* EXERCISE DESCRIPTION *
The reply should contain every entry below exactly as written, with no images.

* INFORMATION SHOWN *
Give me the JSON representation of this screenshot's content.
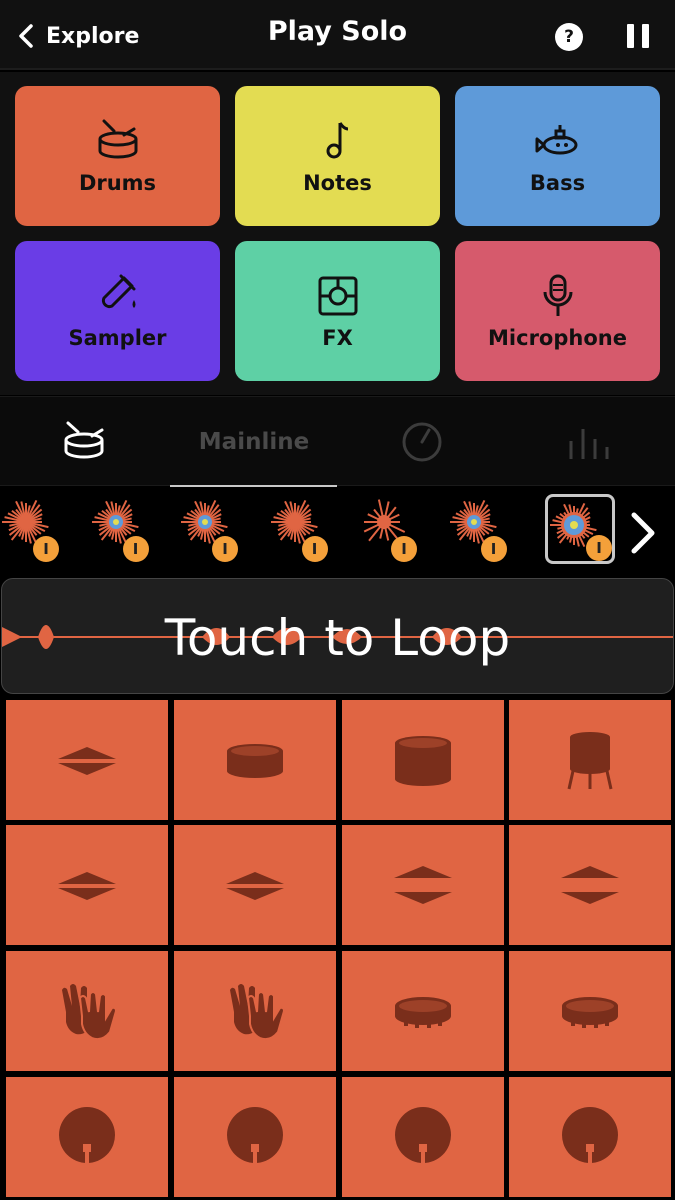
{
  "header": {
    "back_label": "Explore",
    "title": "Play Solo",
    "help_glyph": "?",
    "back_icon": "chevron-left-icon",
    "pause_icon": "pause-icon"
  },
  "instruments": [
    {
      "label": "Drums",
      "icon": "drum-icon",
      "color": "#e06543"
    },
    {
      "label": "Notes",
      "icon": "music-note-icon",
      "color": "#e3dc52"
    },
    {
      "label": "Bass",
      "icon": "submarine-icon",
      "color": "#5e9ad9"
    },
    {
      "label": "Sampler",
      "icon": "test-tube-icon",
      "color": "#6a3de6"
    },
    {
      "label": "FX",
      "icon": "fx-box-icon",
      "color": "#5ed0a5"
    },
    {
      "label": "Microphone",
      "icon": "microphone-icon",
      "color": "#d65a6c"
    }
  ],
  "tabs": {
    "items": [
      {
        "icon": "drum-icon",
        "active": false
      },
      {
        "label": "Mainline",
        "active": true
      },
      {
        "icon": "knob-icon",
        "active": false
      },
      {
        "icon": "equalizer-icon",
        "active": false
      }
    ]
  },
  "samples": {
    "badge_glyph": "I",
    "selected_index": 6,
    "count": 7,
    "next_icon": "chevron-right-icon"
  },
  "loop": {
    "label": "Touch to Loop"
  },
  "pads": {
    "color": "#e06543",
    "icon_color": "#7a2e1b",
    "rows": [
      [
        "hihat-icon",
        "snare-icon",
        "tom-icon",
        "floor-tom-icon"
      ],
      [
        "hihat-icon",
        "hihat-icon",
        "open-hihat-icon",
        "open-hihat-icon"
      ],
      [
        "clap-icon",
        "clap-icon",
        "tambourine-icon",
        "tambourine-icon"
      ],
      [
        "kick-icon",
        "kick-icon",
        "kick-icon",
        "kick-icon"
      ]
    ]
  },
  "colors": {
    "background": "#000000",
    "panel": "#111111",
    "badge": "#f4a03a",
    "pad": "#e06543"
  }
}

* EXERCISE OUTPUT *
Give me the JSON representation of this screenshot's content.
{
  "header": {
    "back_label": "Explore",
    "title": "Play Solo",
    "help_glyph": "?",
    "back_icon": "chevron-left-icon",
    "pause_icon": "pause-icon"
  },
  "instruments": [
    {
      "label": "Drums",
      "icon": "drum-icon",
      "color": "#e06543"
    },
    {
      "label": "Notes",
      "icon": "music-note-icon",
      "color": "#e3dc52"
    },
    {
      "label": "Bass",
      "icon": "submarine-icon",
      "color": "#5e9ad9"
    },
    {
      "label": "Sampler",
      "icon": "test-tube-icon",
      "color": "#6a3de6"
    },
    {
      "label": "FX",
      "icon": "fx-box-icon",
      "color": "#5ed0a5"
    },
    {
      "label": "Microphone",
      "icon": "microphone-icon",
      "color": "#d65a6c"
    }
  ],
  "tabs": {
    "items": [
      {
        "icon": "drum-icon",
        "active": false
      },
      {
        "label": "Mainline",
        "active": true
      },
      {
        "icon": "knob-icon",
        "active": false
      },
      {
        "icon": "equalizer-icon",
        "active": false
      }
    ]
  },
  "samples": {
    "badge_glyph": "I",
    "selected_index": 6,
    "count": 7,
    "next_icon": "chevron-right-icon"
  },
  "loop": {
    "label": "Touch to Loop"
  },
  "pads": {
    "color": "#e06543",
    "icon_color": "#7a2e1b",
    "rows": [
      [
        "hihat-icon",
        "snare-icon",
        "tom-icon",
        "floor-tom-icon"
      ],
      [
        "hihat-icon",
        "hihat-icon",
        "open-hihat-icon",
        "open-hihat-icon"
      ],
      [
        "clap-icon",
        "clap-icon",
        "tambourine-icon",
        "tambourine-icon"
      ],
      [
        "kick-icon",
        "kick-icon",
        "kick-icon",
        "kick-icon"
      ]
    ]
  },
  "colors": {
    "background": "#000000",
    "panel": "#111111",
    "badge": "#f4a03a",
    "pad": "#e06543"
  }
}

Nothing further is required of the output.